So how does one improve one’s memory?
This series of post on improving memory goes not just for teachers and parents but also to your students and to your children. When I was in college, I had a very smart lab teacher. Her name is Ms. Ona. She is not just a very intelligent woman (known for getting straight one’s in class) but smart as she knows that learning is just by mere talent alone. Learning entails skills and she taught us one of the most useful skills (which I still use until now) and that is – memorizing.
At first I thought it was just a silly game but when I started remembering 30 plus more strings of unrelated words from a list I actually felt impressed with myself. Now I can only remember maybe half of that but it still is to me a very useful technique. I don’t understand why she taught us this memory technique. Maybe because soon after that, we had to memorize a ton of scientific terms which sometimes make no sense. Come to think of it, it may be probably be because of that).
Anyway, so I am dedicating this week’s post to steps to a better memory. Special Education Philippines hopes that these techniques will help you and your child take memorizing (which we do a lot in class) more fun just like what my pretty teacher did way back when I was in college. And if ever, Ms. Ona gets to read this post I just want to give a big Kudos to her for being such a smart teacher.
What is memory?
Memory is actually a process. It is the process of remembering. And if it is a process then it undergoes steps to accomplish the process from start to finish.
Why do we forget?

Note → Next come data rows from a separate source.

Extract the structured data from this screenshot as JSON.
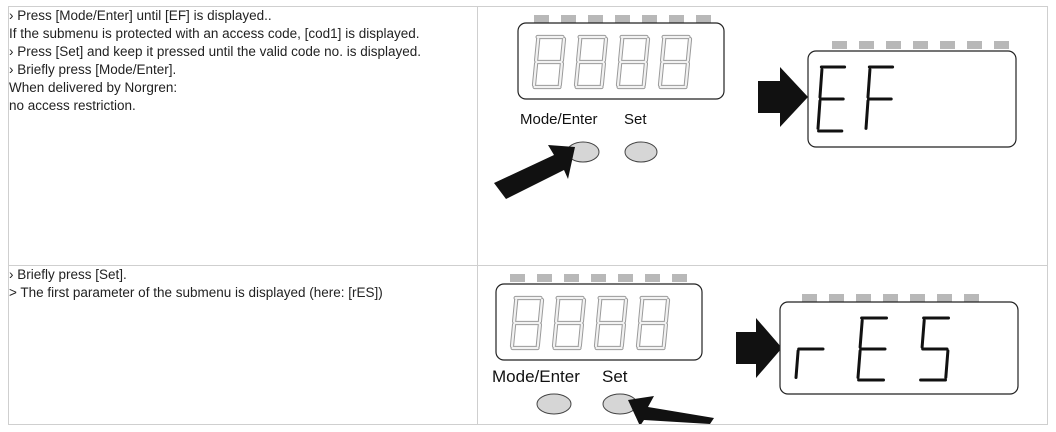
{
  "step1": {
    "lines": [
      "› Press [Mode/Enter] until [EF] is displayed..",
      "If the submenu is protected with an access code, [cod1] is displayed.",
      "› Press [Set] and keep it pressed until the valid code no. is displayed.",
      "› Briefly press [Mode/Enter].",
      "When delivered by Norgren:",
      "no access restriction."
    ],
    "labels": {
      "mode_enter": "Mode/Enter",
      "set": "Set"
    },
    "display_after": "EF"
  },
  "step2": {
    "lines": [
      "› Briefly press [Set].",
      "> The first parameter of the submenu is displayed (here: [rES])"
    ],
    "labels": {
      "mode_enter": "Mode/Enter",
      "set": "Set"
    },
    "display_after": "rES"
  },
  "colors": {
    "segment_off": "#d4d4d4",
    "segment_on": "#111111",
    "led_off": "#b8b8b8",
    "button_fill": "#d6d6d6",
    "arrow": "#111111"
  }
}
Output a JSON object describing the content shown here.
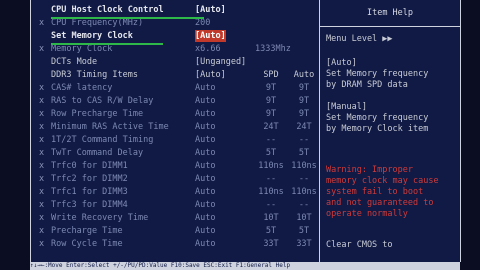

When we fail to remember something, it is not the fault of the entire memory but maybe one of the parts that compose your memory. This is also one of the reasons why I have included this topic in Special Education Philippines due to its connection to attention skills.
Let’s say a student of yours comes to school early one day. He sees his friends playing and leaves his things somewhere. After he plays, he can’t seem to remember where he placed his stuff. He does what he was told countless of times before when he forgets something which goes like: retrace your steps; go back where you started; check your usual hiding place, etc., but he still cant find his stuff. Why can’t he remember? There are probably three reasons why he can’t remember where he placed his things
Three components of memory:
1. Where he left his things may not have registered to him to start with. In short, he was not aware where he was when he first dropped his bag. (Is this even possible? Oh you bet it is especially for people with attention problems.)
2. It may have registered to him where he left his things but he cannot retain that memory and so after he played he cannot recall where his stuff is.
3. It may have registered to him and he may have retained this information but he cannot retrieve it properly.
Now it won’t be a problem if you have a small schoolground but if you’re talking about a big school where people can leave anything anywhere for days without noticing it then you may be facing some days for this child with no notebooks or books whatsoever. Urgh!
If recalling a similar situation is making you feel as frustrated as I am right now because you’ve seen this picture so many times you need an infinity symbol to express it in numerical terms, then maybe you can benefit from my mistakes (and some insights).
Watch out for tomorrow’s post as we discuss more about how how the memory works. For now, tell us why will it interest you to have a better memory? And will you be interested to share what you learned here to your kids or students?